Exercise goal: The answer must be every line from the entries below that includes "audiobooks".

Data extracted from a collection
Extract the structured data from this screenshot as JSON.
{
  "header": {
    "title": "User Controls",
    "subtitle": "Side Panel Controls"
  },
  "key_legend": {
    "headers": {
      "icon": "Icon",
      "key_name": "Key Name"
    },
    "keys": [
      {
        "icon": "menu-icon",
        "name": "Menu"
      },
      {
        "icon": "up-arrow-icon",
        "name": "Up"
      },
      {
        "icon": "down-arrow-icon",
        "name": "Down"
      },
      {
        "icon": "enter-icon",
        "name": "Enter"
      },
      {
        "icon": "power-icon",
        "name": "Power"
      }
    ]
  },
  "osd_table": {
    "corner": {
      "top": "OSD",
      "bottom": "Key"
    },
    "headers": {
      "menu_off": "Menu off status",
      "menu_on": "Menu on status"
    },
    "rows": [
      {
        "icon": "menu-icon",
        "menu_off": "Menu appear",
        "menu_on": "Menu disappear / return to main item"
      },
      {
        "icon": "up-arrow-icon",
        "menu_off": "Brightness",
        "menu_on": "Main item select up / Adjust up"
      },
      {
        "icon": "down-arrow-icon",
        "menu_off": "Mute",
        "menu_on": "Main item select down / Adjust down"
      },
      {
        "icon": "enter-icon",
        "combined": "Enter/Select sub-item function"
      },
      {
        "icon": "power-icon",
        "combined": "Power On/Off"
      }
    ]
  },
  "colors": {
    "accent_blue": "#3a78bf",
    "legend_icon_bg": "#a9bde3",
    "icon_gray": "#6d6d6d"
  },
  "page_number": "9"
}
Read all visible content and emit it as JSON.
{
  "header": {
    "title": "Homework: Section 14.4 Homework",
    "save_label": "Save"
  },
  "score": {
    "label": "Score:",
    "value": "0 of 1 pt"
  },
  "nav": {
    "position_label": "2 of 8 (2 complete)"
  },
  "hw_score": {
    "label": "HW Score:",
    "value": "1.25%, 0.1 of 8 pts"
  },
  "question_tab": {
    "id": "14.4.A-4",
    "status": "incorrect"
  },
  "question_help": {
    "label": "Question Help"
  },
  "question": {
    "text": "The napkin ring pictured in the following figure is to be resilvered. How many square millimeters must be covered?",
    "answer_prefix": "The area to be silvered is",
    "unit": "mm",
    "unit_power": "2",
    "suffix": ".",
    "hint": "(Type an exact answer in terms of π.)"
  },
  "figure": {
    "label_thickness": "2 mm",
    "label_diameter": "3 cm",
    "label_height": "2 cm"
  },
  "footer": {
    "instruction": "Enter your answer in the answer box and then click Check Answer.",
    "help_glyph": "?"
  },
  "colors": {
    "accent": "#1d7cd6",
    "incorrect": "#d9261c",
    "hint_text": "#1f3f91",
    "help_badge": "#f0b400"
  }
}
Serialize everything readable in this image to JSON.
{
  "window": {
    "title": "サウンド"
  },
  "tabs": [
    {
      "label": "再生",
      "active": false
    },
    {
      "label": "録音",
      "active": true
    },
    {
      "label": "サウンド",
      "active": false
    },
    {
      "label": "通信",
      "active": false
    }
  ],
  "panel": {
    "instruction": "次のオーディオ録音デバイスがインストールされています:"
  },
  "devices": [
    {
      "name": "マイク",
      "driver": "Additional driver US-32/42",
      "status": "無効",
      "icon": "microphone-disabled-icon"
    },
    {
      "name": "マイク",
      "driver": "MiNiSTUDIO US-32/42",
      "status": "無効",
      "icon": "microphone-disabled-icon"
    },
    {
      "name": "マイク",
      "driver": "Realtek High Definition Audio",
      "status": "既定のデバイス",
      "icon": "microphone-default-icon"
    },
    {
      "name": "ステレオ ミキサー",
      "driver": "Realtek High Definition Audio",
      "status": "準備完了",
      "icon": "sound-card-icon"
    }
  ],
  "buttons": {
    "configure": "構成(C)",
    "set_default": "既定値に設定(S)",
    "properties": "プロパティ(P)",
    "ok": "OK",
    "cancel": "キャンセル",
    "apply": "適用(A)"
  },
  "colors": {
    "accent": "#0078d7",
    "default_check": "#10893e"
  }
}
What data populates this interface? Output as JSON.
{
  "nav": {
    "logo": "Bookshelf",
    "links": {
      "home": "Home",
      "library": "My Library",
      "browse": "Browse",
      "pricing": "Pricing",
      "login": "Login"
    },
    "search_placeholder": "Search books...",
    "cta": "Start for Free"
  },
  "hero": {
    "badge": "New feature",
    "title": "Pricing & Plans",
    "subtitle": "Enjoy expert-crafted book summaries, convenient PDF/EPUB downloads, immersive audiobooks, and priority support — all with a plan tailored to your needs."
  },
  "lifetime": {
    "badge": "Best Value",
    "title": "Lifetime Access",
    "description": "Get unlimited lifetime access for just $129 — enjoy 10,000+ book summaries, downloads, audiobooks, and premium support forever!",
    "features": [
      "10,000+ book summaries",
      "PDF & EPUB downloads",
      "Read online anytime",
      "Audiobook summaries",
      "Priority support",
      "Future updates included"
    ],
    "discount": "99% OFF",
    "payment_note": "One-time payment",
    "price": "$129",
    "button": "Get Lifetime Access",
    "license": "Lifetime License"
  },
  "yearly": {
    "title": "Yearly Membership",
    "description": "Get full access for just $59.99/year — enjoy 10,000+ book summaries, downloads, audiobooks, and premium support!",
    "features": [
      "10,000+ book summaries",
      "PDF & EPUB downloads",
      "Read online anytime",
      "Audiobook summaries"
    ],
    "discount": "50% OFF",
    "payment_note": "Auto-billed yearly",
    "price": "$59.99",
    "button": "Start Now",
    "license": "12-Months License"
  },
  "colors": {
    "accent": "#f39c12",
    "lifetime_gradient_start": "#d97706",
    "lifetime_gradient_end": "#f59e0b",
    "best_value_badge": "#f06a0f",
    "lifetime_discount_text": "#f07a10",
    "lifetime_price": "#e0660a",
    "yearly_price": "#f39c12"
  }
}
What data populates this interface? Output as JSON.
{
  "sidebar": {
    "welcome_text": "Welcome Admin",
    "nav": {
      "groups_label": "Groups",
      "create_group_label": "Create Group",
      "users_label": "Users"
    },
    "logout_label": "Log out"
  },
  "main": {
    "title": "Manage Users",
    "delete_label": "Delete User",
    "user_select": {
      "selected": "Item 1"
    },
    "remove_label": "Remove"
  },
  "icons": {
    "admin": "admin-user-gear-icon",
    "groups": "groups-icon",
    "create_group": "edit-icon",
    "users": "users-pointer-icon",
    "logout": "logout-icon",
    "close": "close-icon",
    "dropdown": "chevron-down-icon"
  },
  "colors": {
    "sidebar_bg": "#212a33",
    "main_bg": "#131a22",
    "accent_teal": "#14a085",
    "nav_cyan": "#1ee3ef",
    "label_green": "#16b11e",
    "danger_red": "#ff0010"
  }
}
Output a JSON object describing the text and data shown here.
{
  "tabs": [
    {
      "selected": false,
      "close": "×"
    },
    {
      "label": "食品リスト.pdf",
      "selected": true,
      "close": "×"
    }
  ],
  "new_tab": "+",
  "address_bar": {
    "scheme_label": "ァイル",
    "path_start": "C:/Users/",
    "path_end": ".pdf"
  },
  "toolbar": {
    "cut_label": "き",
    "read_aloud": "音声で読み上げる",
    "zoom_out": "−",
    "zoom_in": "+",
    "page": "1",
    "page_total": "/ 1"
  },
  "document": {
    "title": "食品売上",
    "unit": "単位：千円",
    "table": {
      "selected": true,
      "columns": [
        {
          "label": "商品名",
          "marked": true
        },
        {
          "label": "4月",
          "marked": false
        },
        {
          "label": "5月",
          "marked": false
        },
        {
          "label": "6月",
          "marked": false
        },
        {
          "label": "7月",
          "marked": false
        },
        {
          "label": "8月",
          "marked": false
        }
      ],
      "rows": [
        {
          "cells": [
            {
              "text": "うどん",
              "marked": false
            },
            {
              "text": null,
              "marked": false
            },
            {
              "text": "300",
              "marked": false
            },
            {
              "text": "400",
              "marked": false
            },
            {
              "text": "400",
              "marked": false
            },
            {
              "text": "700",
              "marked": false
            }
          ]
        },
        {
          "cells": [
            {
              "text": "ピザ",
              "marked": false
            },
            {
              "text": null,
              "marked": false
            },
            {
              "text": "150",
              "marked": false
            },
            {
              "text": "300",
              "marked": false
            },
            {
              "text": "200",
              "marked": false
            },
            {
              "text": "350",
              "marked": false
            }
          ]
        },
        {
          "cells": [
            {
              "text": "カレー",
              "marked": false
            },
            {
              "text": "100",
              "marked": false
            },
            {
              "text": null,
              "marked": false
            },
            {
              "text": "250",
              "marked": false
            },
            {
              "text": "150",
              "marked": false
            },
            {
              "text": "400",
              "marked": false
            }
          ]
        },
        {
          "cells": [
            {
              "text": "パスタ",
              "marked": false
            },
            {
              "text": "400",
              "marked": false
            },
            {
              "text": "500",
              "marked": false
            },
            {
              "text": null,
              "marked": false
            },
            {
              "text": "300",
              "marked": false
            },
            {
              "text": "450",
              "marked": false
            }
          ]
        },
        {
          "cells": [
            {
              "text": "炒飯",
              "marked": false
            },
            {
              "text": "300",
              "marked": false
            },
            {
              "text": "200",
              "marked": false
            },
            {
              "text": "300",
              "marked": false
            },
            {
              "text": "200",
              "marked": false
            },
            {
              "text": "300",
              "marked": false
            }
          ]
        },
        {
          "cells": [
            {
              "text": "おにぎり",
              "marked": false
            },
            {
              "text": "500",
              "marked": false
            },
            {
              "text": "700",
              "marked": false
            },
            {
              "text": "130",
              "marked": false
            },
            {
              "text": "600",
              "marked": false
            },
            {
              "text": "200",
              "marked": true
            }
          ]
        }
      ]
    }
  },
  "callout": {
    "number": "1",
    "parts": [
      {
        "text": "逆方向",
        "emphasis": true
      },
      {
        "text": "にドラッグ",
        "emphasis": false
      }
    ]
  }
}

Exercise response:
    "subtitle": "Enjoy expert-crafted book summaries, convenient PDF/EPUB downloads, immersive audiobooks, and priority support — all with a plan tailored to your needs."
    "description": "Get unlimited lifetime access for just $129 — enjoy 10,000+ book summaries, downloads, audiobooks, and premium support forever!",
    "description": "Get full access for just $59.99/year — enjoy 10,000+ book summaries, downloads, audiobooks, and premium support!",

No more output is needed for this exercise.